### TASK BRIEF:
What you return must match the data below exactly, minus any pictures.

● ● ● ●

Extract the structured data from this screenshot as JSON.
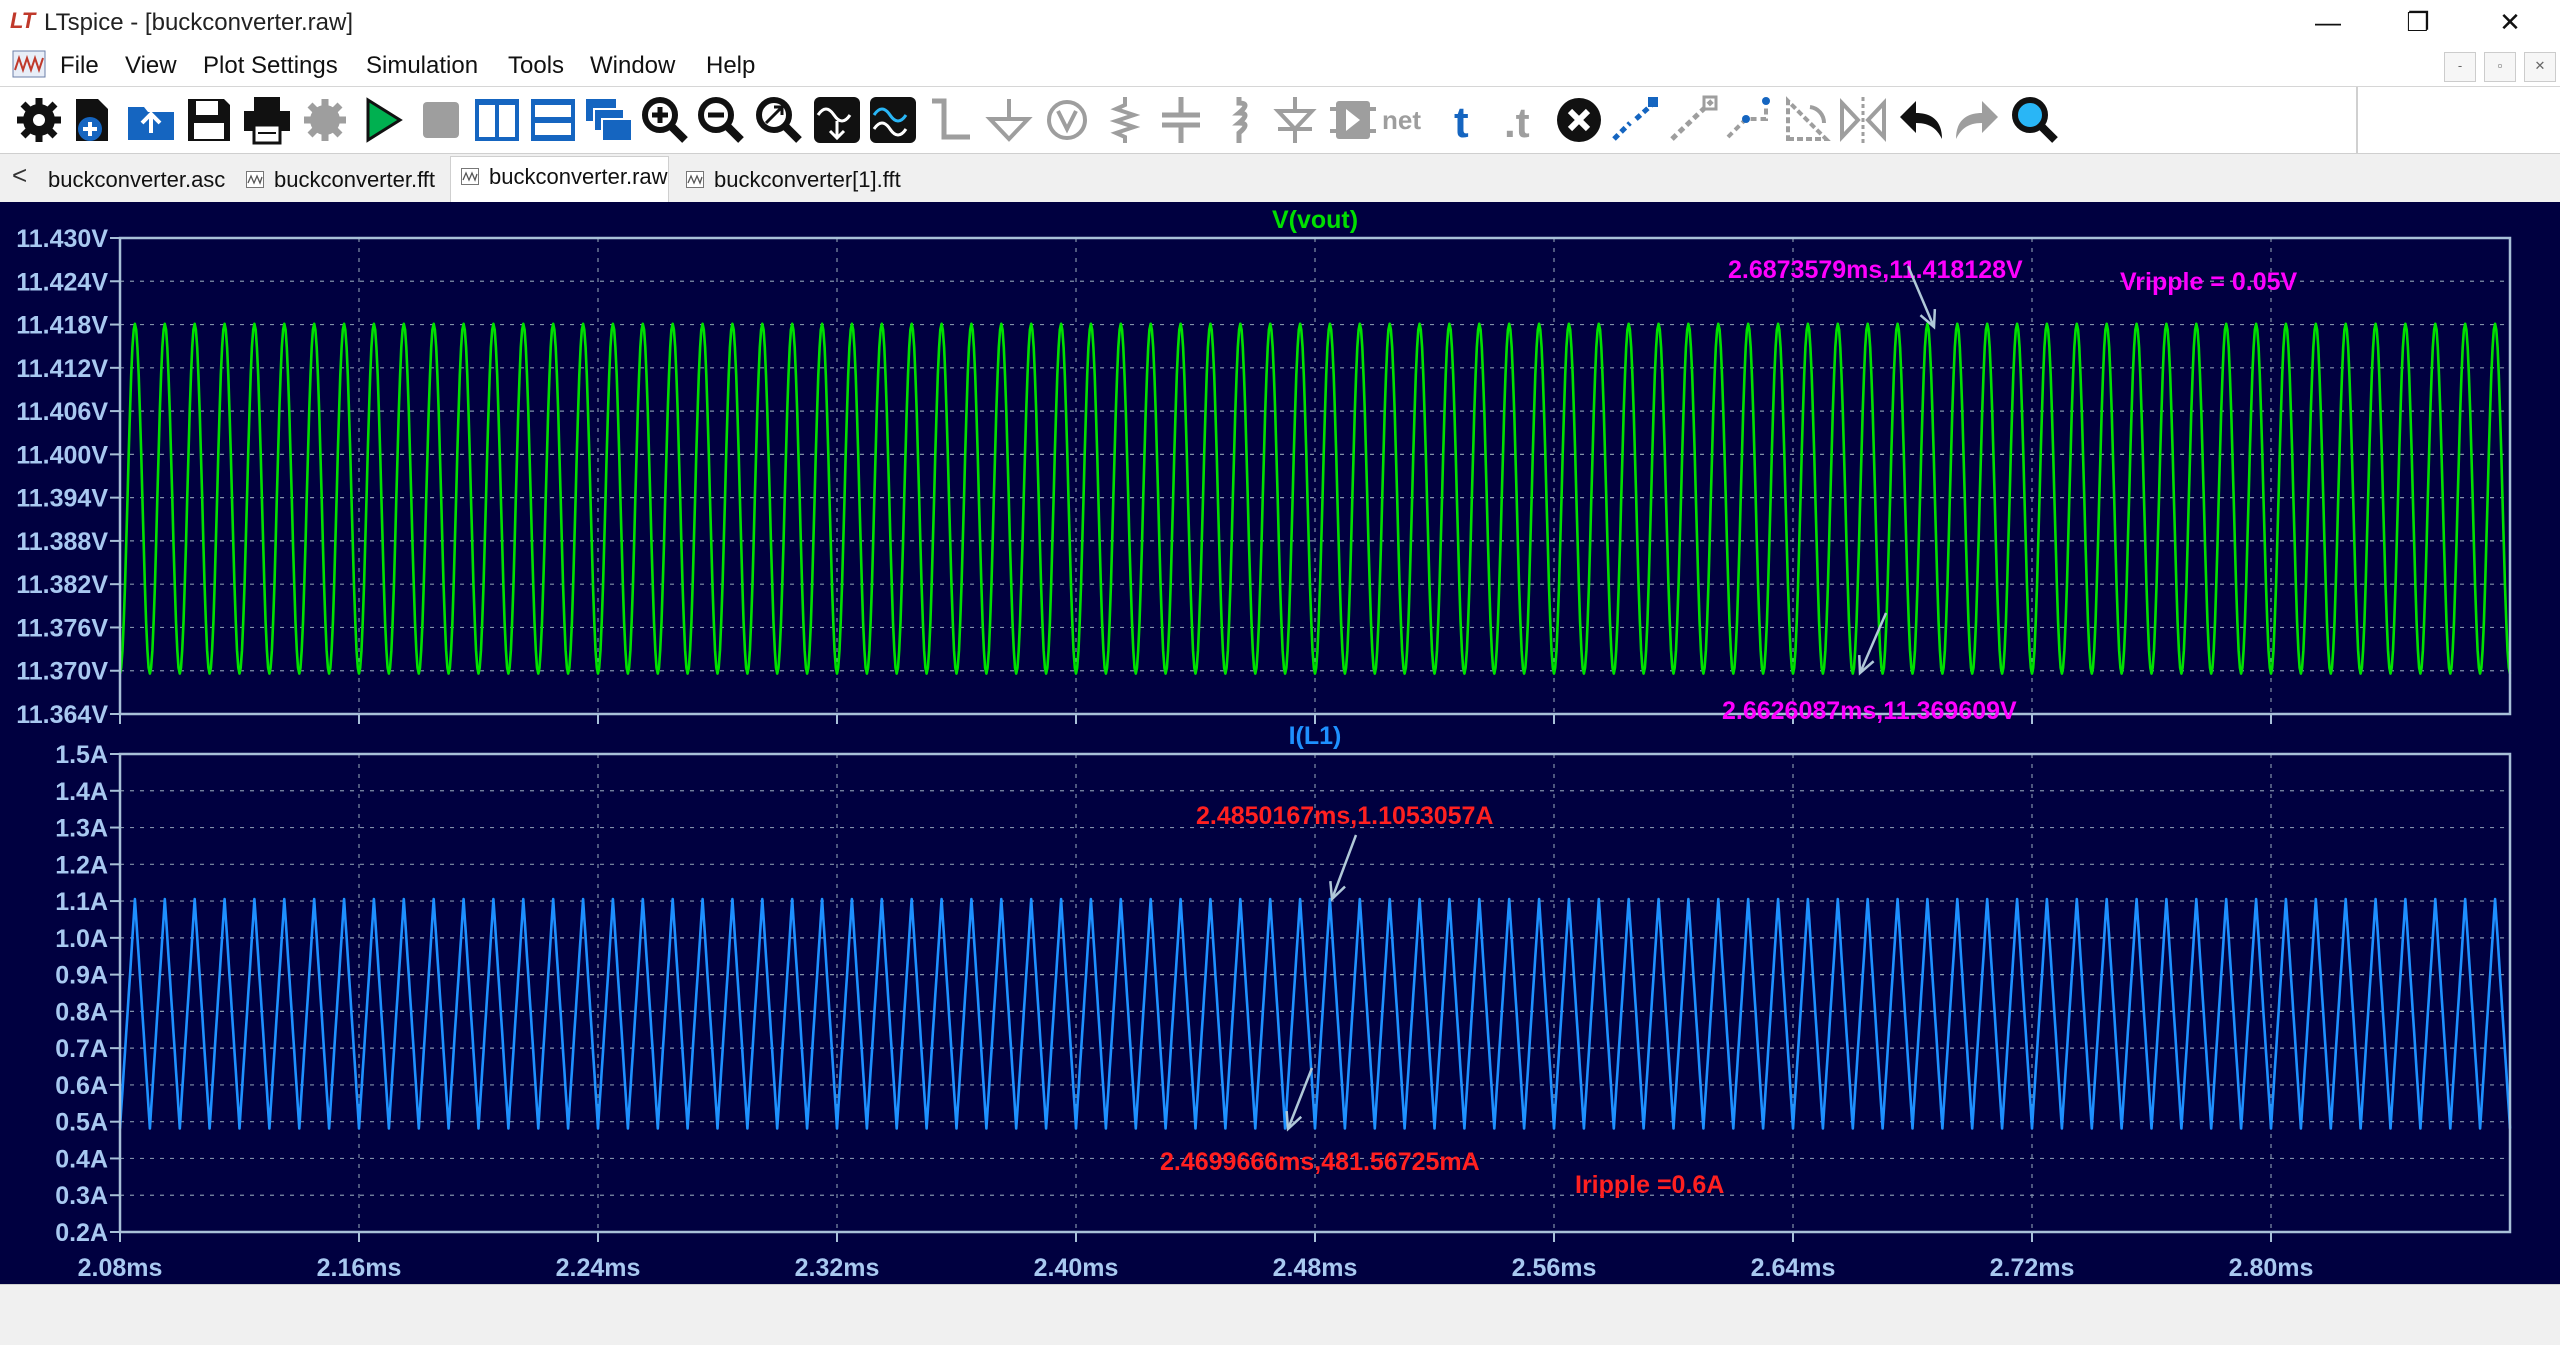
{
  "window": {
    "title": "LTspice - [buckconverter.raw]",
    "logo": "LT",
    "minimize": "—",
    "maximize": "❐",
    "close": "✕"
  },
  "menu": {
    "items": [
      "File",
      "View",
      "Plot Settings",
      "Simulation",
      "Tools",
      "Window",
      "Help"
    ],
    "mdi": [
      "-",
      "▫",
      "✕"
    ]
  },
  "toolbar": {
    "icons": [
      "gear-icon",
      "new-schematic-icon",
      "open-icon",
      "save-icon",
      "print-icon",
      "control-panel-icon",
      "run-icon",
      "halt-icon",
      "tile-vertical-icon",
      "tile-horizontal-icon",
      "cascade-icon",
      "zoom-in-icon",
      "zoom-out-icon",
      "zoom-fit-icon",
      "autorange-icon",
      "fft-icon",
      "wire-icon",
      "ground-icon",
      "label-net-icon",
      "resistor-icon",
      "capacitor-icon",
      "inductor-icon",
      "diode-icon",
      "component-icon",
      "spice-directive-icon",
      "text-icon",
      "spice-text-icon",
      "delete-icon",
      "duplicate-icon",
      "move-icon",
      "drag-icon",
      "rotate-icon",
      "mirror-icon",
      "undo-icon",
      "redo-icon",
      "find-icon"
    ],
    "net_label": "net",
    "text_label": "t",
    "directive_label": ".t"
  },
  "tabs": [
    {
      "label": "buckconverter.asc",
      "active": false,
      "icon": "schematic-tab-icon"
    },
    {
      "label": "buckconverter.fft",
      "active": false,
      "icon": "waveform-tab-icon"
    },
    {
      "label": "buckconverter.raw",
      "active": true,
      "icon": "waveform-tab-icon"
    },
    {
      "label": "buckconverter[1].fft",
      "active": false,
      "icon": "waveform-tab-icon"
    }
  ],
  "tab_back": "<",
  "chart_data": [
    {
      "type": "line",
      "title": "V(vout)",
      "color": "#00e000",
      "x_ticks": [
        "2.08ms",
        "2.16ms",
        "2.24ms",
        "2.32ms",
        "2.40ms",
        "2.48ms",
        "2.56ms",
        "2.64ms",
        "2.72ms",
        "2.80ms"
      ],
      "xlim": [
        2.08,
        2.88
      ],
      "y_ticks": [
        "11.430V",
        "11.424V",
        "11.418V",
        "11.412V",
        "11.406V",
        "11.400V",
        "11.394V",
        "11.388V",
        "11.382V",
        "11.376V",
        "11.370V",
        "11.364V"
      ],
      "ylim": [
        11.364,
        11.43
      ],
      "series": [
        {
          "waveform": "sine",
          "period_ms": 0.01,
          "min": 11.3696,
          "max": 11.4181,
          "x_start": 2.08,
          "x_end": 2.88
        }
      ],
      "grid": true,
      "annotations": [
        {
          "text": "2.6873579ms,11.418128V",
          "x": 2.6873579,
          "y": 11.418128,
          "color": "#ff00ff"
        },
        {
          "text": "2.6626087ms,11.369609V",
          "x": 2.6626087,
          "y": 11.369609,
          "color": "#ff00ff"
        },
        {
          "text": "Vripple = 0.05V",
          "color": "#ff00ff"
        }
      ]
    },
    {
      "type": "line",
      "title": "I(L1)",
      "color": "#1e90ff",
      "x_ticks": [
        "2.08ms",
        "2.16ms",
        "2.24ms",
        "2.32ms",
        "2.40ms",
        "2.48ms",
        "2.56ms",
        "2.64ms",
        "2.72ms",
        "2.80ms"
      ],
      "xlim": [
        2.08,
        2.88
      ],
      "y_ticks": [
        "1.5A",
        "1.4A",
        "1.3A",
        "1.2A",
        "1.1A",
        "1.0A",
        "0.9A",
        "0.8A",
        "0.7A",
        "0.6A",
        "0.5A",
        "0.4A",
        "0.3A",
        "0.2A"
      ],
      "ylim": [
        0.2,
        1.5
      ],
      "series": [
        {
          "waveform": "triangle",
          "period_ms": 0.01,
          "min": 0.4816,
          "max": 1.1053,
          "x_start": 2.08,
          "x_end": 2.88
        }
      ],
      "grid": true,
      "annotations": [
        {
          "text": "2.4850167ms,1.1053057A",
          "x": 2.4850167,
          "y": 1.1053057,
          "color": "#ff2020"
        },
        {
          "text": "2.4699666ms,481.56725mA",
          "x": 2.4699666,
          "y": 0.48156725,
          "color": "#ff2020"
        },
        {
          "text": "Iripple =0.6A",
          "color": "#ff2020"
        }
      ]
    }
  ]
}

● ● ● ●

### ANSWER BOX:
Extract the structured data from this screenshot as JSON.
{
  "window": {
    "title": "LTspice - [buckconverter.raw]",
    "logo": "LT",
    "minimize": "—",
    "maximize": "❐",
    "close": "✕"
  },
  "menu": {
    "items": [
      "File",
      "View",
      "Plot Settings",
      "Simulation",
      "Tools",
      "Window",
      "Help"
    ],
    "mdi": [
      "-",
      "▫",
      "✕"
    ]
  },
  "toolbar": {
    "icons": [
      "gear-icon",
      "new-schematic-icon",
      "open-icon",
      "save-icon",
      "print-icon",
      "control-panel-icon",
      "run-icon",
      "halt-icon",
      "tile-vertical-icon",
      "tile-horizontal-icon",
      "cascade-icon",
      "zoom-in-icon",
      "zoom-out-icon",
      "zoom-fit-icon",
      "autorange-icon",
      "fft-icon",
      "wire-icon",
      "ground-icon",
      "label-net-icon",
      "resistor-icon",
      "capacitor-icon",
      "inductor-icon",
      "diode-icon",
      "component-icon",
      "spice-directive-icon",
      "text-icon",
      "spice-text-icon",
      "delete-icon",
      "duplicate-icon",
      "move-icon",
      "drag-icon",
      "rotate-icon",
      "mirror-icon",
      "undo-icon",
      "redo-icon",
      "find-icon"
    ],
    "net_label": "net",
    "text_label": "t",
    "directive_label": ".t"
  },
  "tabs": [
    {
      "label": "buckconverter.asc",
      "active": false,
      "icon": "schematic-tab-icon"
    },
    {
      "label": "buckconverter.fft",
      "active": false,
      "icon": "waveform-tab-icon"
    },
    {
      "label": "buckconverter.raw",
      "active": true,
      "icon": "waveform-tab-icon"
    },
    {
      "label": "buckconverter[1].fft",
      "active": false,
      "icon": "waveform-tab-icon"
    }
  ],
  "tab_back": "<",
  "chart_data": [
    {
      "type": "line",
      "title": "V(vout)",
      "color": "#00e000",
      "x_ticks": [
        "2.08ms",
        "2.16ms",
        "2.24ms",
        "2.32ms",
        "2.40ms",
        "2.48ms",
        "2.56ms",
        "2.64ms",
        "2.72ms",
        "2.80ms"
      ],
      "xlim": [
        2.08,
        2.88
      ],
      "y_ticks": [
        "11.430V",
        "11.424V",
        "11.418V",
        "11.412V",
        "11.406V",
        "11.400V",
        "11.394V",
        "11.388V",
        "11.382V",
        "11.376V",
        "11.370V",
        "11.364V"
      ],
      "ylim": [
        11.364,
        11.43
      ],
      "series": [
        {
          "waveform": "sine",
          "period_ms": 0.01,
          "min": 11.3696,
          "max": 11.4181,
          "x_start": 2.08,
          "x_end": 2.88
        }
      ],
      "grid": true,
      "annotations": [
        {
          "text": "2.6873579ms,11.418128V",
          "x": 2.6873579,
          "y": 11.418128,
          "color": "#ff00ff"
        },
        {
          "text": "2.6626087ms,11.369609V",
          "x": 2.6626087,
          "y": 11.369609,
          "color": "#ff00ff"
        },
        {
          "text": "Vripple = 0.05V",
          "color": "#ff00ff"
        }
      ]
    },
    {
      "type": "line",
      "title": "I(L1)",
      "color": "#1e90ff",
      "x_ticks": [
        "2.08ms",
        "2.16ms",
        "2.24ms",
        "2.32ms",
        "2.40ms",
        "2.48ms",
        "2.56ms",
        "2.64ms",
        "2.72ms",
        "2.80ms"
      ],
      "xlim": [
        2.08,
        2.88
      ],
      "y_ticks": [
        "1.5A",
        "1.4A",
        "1.3A",
        "1.2A",
        "1.1A",
        "1.0A",
        "0.9A",
        "0.8A",
        "0.7A",
        "0.6A",
        "0.5A",
        "0.4A",
        "0.3A",
        "0.2A"
      ],
      "ylim": [
        0.2,
        1.5
      ],
      "series": [
        {
          "waveform": "triangle",
          "period_ms": 0.01,
          "min": 0.4816,
          "max": 1.1053,
          "x_start": 2.08,
          "x_end": 2.88
        }
      ],
      "grid": true,
      "annotations": [
        {
          "text": "2.4850167ms,1.1053057A",
          "x": 2.4850167,
          "y": 1.1053057,
          "color": "#ff2020"
        },
        {
          "text": "2.4699666ms,481.56725mA",
          "x": 2.4699666,
          "y": 0.48156725,
          "color": "#ff2020"
        },
        {
          "text": "Iripple =0.6A",
          "color": "#ff2020"
        }
      ]
    }
  ]
}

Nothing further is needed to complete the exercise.